## Task
Look at each line of the listing. Copy those that hold the string "source".

## Data for this exercise
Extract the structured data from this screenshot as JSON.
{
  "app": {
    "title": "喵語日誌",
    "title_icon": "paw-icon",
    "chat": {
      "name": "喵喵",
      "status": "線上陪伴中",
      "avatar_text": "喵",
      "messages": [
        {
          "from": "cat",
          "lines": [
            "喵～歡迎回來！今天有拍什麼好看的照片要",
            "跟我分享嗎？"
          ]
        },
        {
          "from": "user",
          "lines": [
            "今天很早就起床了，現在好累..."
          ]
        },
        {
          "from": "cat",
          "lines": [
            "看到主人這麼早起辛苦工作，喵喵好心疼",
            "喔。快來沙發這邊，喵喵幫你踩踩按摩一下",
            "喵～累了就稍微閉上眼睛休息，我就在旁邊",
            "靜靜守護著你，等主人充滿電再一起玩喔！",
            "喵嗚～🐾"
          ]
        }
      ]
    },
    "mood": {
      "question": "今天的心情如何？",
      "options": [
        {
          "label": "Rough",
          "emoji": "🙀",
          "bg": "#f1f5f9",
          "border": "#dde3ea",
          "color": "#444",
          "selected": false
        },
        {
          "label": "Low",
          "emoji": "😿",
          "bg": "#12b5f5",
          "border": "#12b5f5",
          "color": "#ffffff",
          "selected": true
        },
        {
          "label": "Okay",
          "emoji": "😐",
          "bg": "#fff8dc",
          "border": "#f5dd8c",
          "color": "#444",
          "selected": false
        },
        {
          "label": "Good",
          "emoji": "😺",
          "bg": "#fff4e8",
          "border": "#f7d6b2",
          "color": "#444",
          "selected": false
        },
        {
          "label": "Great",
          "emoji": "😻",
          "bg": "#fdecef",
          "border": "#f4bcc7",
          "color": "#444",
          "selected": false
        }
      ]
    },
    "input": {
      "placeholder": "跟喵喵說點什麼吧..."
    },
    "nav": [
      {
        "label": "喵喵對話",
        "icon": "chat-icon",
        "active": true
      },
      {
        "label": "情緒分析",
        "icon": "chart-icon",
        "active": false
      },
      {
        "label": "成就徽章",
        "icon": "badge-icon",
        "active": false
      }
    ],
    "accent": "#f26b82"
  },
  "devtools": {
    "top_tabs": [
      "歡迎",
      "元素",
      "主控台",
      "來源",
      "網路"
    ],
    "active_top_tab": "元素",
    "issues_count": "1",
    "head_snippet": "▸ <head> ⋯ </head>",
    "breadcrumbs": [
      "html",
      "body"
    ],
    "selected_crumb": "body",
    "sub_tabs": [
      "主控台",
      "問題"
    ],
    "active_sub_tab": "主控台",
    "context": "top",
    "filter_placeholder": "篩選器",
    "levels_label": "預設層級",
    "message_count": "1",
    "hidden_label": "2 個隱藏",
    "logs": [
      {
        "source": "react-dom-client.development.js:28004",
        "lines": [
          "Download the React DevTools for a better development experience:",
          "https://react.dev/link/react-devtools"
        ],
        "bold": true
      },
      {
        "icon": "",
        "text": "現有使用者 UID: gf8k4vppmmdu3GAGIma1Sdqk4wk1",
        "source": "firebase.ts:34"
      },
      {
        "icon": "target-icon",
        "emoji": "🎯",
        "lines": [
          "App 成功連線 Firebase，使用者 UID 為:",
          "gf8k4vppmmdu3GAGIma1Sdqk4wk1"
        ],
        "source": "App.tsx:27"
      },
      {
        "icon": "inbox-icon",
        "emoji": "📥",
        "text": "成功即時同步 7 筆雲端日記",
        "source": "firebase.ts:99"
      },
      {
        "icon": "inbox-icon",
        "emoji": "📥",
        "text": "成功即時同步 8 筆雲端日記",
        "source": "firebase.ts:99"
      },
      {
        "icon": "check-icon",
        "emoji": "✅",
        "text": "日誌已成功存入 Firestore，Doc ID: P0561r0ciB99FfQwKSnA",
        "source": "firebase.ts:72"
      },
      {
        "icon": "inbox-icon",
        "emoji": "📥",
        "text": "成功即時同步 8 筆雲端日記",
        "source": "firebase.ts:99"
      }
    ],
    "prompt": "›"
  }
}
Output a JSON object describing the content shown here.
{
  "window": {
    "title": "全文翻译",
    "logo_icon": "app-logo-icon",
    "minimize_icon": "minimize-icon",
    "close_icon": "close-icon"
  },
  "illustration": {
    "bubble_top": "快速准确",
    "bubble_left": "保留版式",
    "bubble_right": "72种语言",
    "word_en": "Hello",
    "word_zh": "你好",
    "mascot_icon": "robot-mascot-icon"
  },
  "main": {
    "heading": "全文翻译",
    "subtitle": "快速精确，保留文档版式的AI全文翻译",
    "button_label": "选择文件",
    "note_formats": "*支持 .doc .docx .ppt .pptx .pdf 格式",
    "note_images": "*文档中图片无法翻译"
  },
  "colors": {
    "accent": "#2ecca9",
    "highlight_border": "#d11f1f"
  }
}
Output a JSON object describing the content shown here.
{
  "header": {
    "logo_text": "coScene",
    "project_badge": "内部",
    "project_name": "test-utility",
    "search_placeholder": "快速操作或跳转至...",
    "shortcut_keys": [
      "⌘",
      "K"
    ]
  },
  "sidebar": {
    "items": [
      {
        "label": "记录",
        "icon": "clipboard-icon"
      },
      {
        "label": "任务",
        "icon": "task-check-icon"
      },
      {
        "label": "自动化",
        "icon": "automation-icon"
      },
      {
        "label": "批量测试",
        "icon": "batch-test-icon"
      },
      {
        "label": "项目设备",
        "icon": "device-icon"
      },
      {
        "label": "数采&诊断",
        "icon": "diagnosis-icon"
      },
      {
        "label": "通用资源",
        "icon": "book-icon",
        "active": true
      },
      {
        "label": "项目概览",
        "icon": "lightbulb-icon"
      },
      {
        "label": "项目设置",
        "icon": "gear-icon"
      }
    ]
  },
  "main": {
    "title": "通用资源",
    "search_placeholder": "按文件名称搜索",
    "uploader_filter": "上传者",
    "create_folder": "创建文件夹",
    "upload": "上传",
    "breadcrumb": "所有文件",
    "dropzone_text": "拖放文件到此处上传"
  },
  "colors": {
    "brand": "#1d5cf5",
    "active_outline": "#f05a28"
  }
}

## Task solution
        "source": "react-dom-client.development.js:28004",
        "source": "firebase.ts:34"
        "source": "App.tsx:27"
        "source": "firebase.ts:99"
        "source": "firebase.ts:99"
        "source": "firebase.ts:72"
        "source": "firebase.ts:99"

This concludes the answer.